When Langdon moved on to speak about "The Master of the Game," a medieval book of hunting by Edward, Duke of York, and shared that he had made statements proven to be true.

“He knew that wolves only breed in February,” Langdon said. “He knew that wolves mate for life.”

Langdon also spoke on how the theories about how dogs evolved from wolves have changed over time. Earlier theories suggested that men stole wolf pups and domesticated them, while others suggested that wolves self selected because of their tolerance for humans.

“One of the ways that differentiated dogs in their regard is their tolerance for human beings,” Langdon said.

Langdon returned Edward, Duke of York’s narrative on hunting and stated that dogs take up multiple chapters that educated readers on the proper care and cognitive abilities of dogs.

Langdon said that Edward began his section on dogs by stating: “Dogs are the noblest of beasts.”

“Dogs are known especially for their love and devotion to their people,” Langdon said.

Langdon went to the British Library as part of her research and made records of the kinds of dogs present and what they were doing during the Dark Ages.

“The more scholars you read, the more they mention other medieval texts and you begin to delve into this literary goldmine,” Langdon said.

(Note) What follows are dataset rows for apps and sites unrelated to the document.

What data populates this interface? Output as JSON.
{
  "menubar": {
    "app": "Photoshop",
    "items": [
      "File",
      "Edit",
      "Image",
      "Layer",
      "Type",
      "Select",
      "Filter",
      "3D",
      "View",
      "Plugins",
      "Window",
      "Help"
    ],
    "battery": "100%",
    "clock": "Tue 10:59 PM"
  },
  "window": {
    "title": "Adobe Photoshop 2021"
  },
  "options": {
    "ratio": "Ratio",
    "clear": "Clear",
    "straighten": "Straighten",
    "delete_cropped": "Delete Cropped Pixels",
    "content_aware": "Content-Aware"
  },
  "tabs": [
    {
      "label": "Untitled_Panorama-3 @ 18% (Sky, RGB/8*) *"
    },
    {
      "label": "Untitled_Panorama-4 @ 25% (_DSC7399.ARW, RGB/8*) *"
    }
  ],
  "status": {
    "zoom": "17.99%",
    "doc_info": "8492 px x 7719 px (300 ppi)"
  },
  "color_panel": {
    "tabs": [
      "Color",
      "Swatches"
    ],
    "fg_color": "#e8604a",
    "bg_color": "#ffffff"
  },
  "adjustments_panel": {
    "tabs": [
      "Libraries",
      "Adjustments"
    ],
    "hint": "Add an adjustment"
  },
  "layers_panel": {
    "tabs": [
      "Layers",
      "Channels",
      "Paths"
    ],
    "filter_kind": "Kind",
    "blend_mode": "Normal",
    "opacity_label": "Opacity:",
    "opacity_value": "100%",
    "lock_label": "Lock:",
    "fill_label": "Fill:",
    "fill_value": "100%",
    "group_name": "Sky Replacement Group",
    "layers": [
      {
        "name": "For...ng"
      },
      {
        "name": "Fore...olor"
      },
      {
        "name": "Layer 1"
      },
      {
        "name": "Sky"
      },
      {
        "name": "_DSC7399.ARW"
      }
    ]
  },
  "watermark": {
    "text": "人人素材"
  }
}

Langdon concluded her lecture by describing her experience at the Wolf Park sanctuary. The overall feeling of being in a space with five wolves, Langdon described as “pure awe.”

“There is a gratitude that they will tolerate your presence,” Langdon said. “It’s a gift.”

News reporter Abbigail Nutter can be reached at 270-745-6011 and abbigail.nutter168@topper.wku.edu.Follow her on Twitter at @abbeynutter.